The ‘evidence’ was claimed to be the psychological condition of the accuser. In this case this was not a family situation. The accused man had been a Sunday schoolteacher. Thank God he was acquitted and freed. But what an ordeal!

‘Where there’s smoke, there’s fire.’ Not fire. Fog.

There is a sea of sadness here: broken families; parents who fear to say why their children have gone away; cousins and grandchildren who do not know each other. Where does it come from? Accusers  yearn to feel ‘validated’ – to use a modern term from psychotherapy. They’re in a state. They’ve failed in their lives.  They’re lonely. Why? It must be forgotten sexual ‘abuse’:

‘It’s not your fault (says the counsellor). It’s because you were abused and you don’t remember it. But you will, with my help. Oh and don’t tell your family about me or our work together.’

And so the counsellor becomes the parent.  But in the wider sense the culture changes. It is fuelled by all the  human motives which fuelled the witch hunt: someone to blame, the intoxication of righteousness, validation; comradeship against ‘evil’.  Career advancement even.
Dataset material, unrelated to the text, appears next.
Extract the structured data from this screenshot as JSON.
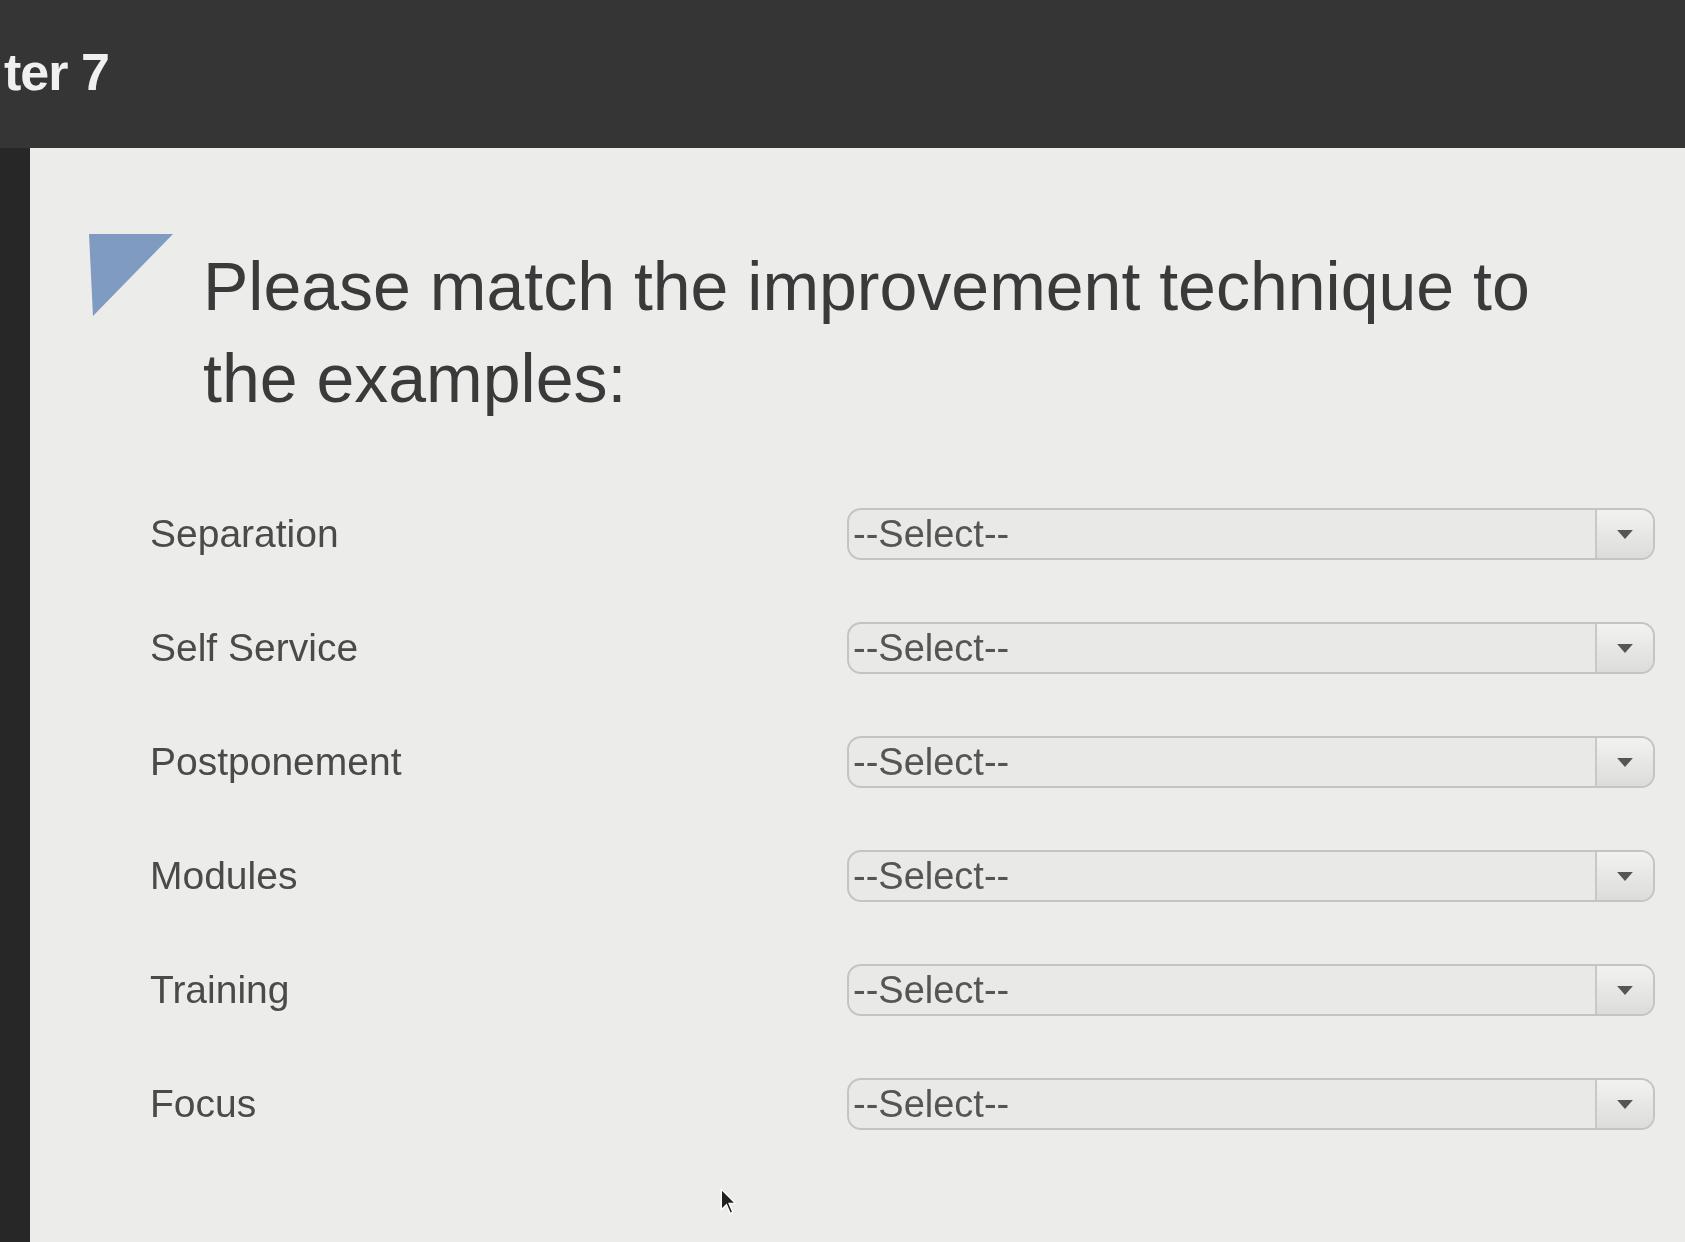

But the evil is in the accusing.  The devil lives, unnoticed still, there.


(Norman Brand)